Buckle your seat belts and bring your ear plugs, Super Speedway, the new IMAX film featuring Mario Andretti opens Friday at the Liberty Science Center in Jersey City, NJ.
Super Speedway made its U.S. premiere Wednesday night at the Liberty Science Center and Mario Andertti was there to discuss the project. It's intersting to note that Mario's involvement was originally limited to fifteen days. Mario was very pleased to work with director Stephen Low because Low's vision was to give movie goers a sense of actual race speeds. Mario was not interested in working on a film where all the other cars where passing him.
Mario let out a secret that may have put other drivers at ease, had they known, after they raced against him in the practice sessions at CART races across the country. Since the camera car was carrying an extra 60 pounds and since the car did not have to meet CART's scrutinering, the Newman-Haas team made sure that the car Mario was using had a little extra power. Mario said that he had an extra two hundred horsepower in the camera car. Andretti noted that several drivers were not able to pass him, even with the huge IMAX camera mounted to the top of the car.
The film is the story of Michael Andretti's development of his Lola race car. From the original mock up to the car's first win we are treated to an inside view of the Andretti's racing world. When Michael talks about the car being loose or pushing, we are not given an explanation of these terms. For the casual viewer the emotions of the moment are captured by the sweat on Michael's brow and the exasperated look on Michael's face. Anyone could tell the car is not running well.
Intertwined in this story is the story of Don Lyons and the restoration of Mario's Dean Van Lines Kuzma Roadster which Mario drove in the mid 60s. Mario is reunited with the roadster after Lyons spent two years restoring the car.

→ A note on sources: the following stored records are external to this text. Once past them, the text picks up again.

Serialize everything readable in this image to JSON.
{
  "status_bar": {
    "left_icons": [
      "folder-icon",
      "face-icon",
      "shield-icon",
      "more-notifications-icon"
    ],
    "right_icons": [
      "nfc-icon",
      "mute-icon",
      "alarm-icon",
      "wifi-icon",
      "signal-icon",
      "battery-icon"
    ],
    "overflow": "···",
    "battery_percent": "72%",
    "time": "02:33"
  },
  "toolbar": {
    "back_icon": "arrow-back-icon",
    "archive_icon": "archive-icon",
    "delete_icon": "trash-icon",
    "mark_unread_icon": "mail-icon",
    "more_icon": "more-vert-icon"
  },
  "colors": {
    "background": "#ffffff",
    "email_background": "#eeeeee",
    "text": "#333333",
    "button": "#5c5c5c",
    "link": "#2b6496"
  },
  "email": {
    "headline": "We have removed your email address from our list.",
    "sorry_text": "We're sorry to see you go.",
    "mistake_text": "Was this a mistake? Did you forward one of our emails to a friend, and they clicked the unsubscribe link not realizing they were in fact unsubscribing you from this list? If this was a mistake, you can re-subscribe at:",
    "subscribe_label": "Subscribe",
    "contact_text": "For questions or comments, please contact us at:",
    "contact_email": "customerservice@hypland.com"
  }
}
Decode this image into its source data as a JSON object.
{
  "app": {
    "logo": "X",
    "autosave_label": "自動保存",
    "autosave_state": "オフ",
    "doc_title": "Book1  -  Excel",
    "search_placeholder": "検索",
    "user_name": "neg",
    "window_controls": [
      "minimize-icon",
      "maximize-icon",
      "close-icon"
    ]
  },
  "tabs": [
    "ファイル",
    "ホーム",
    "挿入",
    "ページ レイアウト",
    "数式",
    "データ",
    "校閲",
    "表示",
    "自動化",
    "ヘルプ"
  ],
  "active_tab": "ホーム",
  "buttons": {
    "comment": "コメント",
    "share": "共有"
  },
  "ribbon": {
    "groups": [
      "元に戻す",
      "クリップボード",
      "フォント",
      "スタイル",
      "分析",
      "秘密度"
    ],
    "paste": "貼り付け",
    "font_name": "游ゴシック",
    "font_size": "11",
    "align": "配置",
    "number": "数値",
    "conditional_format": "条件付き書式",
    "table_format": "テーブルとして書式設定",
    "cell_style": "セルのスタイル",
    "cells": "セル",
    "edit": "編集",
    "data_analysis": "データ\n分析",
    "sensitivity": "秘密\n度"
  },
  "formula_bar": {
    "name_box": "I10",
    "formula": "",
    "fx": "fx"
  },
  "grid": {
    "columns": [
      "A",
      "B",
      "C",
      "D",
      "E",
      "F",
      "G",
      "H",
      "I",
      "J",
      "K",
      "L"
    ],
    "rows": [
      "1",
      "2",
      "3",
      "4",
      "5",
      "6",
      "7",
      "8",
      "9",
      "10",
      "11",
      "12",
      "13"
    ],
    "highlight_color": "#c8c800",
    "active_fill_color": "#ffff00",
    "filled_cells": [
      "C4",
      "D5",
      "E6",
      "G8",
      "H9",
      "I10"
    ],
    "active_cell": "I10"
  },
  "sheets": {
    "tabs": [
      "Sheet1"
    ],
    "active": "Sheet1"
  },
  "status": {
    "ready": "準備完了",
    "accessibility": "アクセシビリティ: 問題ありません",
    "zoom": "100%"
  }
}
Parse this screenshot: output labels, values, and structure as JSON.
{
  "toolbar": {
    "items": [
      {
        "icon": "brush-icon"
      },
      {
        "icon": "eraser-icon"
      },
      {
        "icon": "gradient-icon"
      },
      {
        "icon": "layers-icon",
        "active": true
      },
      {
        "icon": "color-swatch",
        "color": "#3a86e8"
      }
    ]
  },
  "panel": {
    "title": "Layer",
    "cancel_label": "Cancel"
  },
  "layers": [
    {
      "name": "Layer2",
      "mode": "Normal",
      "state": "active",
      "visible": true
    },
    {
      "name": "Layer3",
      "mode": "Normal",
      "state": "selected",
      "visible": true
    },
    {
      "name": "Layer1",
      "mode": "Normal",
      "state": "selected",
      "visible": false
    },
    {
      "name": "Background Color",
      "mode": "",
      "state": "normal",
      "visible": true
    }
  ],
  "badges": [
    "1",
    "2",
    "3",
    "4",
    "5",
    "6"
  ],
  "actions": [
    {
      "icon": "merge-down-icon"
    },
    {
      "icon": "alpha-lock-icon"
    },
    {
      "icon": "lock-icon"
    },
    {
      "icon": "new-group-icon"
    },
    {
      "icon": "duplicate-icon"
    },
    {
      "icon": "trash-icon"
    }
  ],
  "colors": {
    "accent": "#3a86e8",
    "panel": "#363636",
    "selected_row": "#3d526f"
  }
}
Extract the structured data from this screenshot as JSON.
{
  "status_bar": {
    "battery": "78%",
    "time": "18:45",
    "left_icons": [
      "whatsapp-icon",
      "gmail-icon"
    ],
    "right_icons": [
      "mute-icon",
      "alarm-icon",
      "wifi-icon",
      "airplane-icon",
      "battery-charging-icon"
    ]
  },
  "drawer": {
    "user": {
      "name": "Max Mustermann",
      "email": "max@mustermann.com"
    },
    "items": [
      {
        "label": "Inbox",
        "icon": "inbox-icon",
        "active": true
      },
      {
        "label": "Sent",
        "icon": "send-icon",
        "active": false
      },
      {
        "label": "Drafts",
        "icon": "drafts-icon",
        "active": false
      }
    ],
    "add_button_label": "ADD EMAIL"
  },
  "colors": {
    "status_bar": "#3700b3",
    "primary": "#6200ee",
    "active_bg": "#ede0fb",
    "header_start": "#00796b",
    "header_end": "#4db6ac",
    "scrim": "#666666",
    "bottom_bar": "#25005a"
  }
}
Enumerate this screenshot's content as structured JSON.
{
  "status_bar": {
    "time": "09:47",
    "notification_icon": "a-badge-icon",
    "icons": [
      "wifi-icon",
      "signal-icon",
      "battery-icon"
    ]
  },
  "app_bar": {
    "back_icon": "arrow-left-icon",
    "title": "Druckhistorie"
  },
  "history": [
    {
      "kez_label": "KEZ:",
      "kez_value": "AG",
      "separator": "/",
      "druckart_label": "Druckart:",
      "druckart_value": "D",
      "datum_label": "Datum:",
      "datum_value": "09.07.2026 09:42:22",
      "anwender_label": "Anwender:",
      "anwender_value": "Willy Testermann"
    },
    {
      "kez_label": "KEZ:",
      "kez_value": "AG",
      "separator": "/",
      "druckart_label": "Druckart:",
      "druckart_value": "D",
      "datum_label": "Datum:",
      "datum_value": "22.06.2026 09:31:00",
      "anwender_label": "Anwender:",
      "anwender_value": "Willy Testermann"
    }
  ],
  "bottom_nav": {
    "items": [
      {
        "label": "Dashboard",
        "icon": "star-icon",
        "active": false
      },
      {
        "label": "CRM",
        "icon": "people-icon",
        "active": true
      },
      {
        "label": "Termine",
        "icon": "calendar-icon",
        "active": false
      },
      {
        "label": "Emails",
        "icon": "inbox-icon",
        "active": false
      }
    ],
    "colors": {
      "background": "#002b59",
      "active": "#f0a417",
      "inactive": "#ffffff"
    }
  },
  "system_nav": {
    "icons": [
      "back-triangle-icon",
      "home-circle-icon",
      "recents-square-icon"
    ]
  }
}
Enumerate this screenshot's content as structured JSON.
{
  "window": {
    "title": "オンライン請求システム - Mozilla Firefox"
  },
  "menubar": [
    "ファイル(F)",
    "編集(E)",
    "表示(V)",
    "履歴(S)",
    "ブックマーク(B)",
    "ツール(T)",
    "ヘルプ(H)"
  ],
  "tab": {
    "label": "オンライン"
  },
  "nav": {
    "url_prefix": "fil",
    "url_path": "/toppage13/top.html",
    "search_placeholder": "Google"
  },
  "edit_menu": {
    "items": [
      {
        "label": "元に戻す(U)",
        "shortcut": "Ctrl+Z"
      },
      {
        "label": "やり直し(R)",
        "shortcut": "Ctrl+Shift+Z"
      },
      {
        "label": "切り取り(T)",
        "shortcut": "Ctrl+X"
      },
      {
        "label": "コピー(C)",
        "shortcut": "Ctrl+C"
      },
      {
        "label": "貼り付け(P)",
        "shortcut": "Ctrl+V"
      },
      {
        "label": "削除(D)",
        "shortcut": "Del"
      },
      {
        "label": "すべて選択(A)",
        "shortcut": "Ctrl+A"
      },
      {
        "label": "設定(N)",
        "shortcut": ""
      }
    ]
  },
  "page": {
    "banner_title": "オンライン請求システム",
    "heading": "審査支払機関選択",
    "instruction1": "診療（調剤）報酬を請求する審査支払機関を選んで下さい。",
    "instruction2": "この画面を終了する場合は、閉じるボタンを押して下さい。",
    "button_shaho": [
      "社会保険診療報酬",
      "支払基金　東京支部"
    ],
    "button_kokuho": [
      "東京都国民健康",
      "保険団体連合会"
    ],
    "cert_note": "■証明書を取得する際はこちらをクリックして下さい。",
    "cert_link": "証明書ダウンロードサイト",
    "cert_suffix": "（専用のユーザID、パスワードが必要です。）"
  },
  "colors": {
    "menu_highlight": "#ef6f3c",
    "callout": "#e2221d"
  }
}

Filmed at Sebring, Michigan, Mid-Ohio, Toronto and Road America, the film gives the viewer a great sensation of speed. As Michael said after one screening "Gee, I didn't realize we went that fast". The audio is superb and when played at the levels it was Wednesday night, sounds just like you were standing trackside. There is no difference. Ear plugs may be necessary for those with sensitive ears.
Engineers will enjoy this film as it gives one a chance to view components of the car in action at IMAX size. Director Stephen Low spoke of a screening with Lola designer Eric Broadley where the designer sat through five screenings in order to watch the vibrations of the rear wing in action.
This film should be enjoyable for a wide range of audiences. Race fans will love it and will probably want to see it more than one. The Liberty Science Center theater is an OMNIMAX theater which is shown on a huge curved screen. I thought that this format moved too much of the film into one's peripheral vision. I look forward to seeing the film again on a flat IMAX screen.
__ David Reininger's Paper Race http://www.motorsport.com/paper-race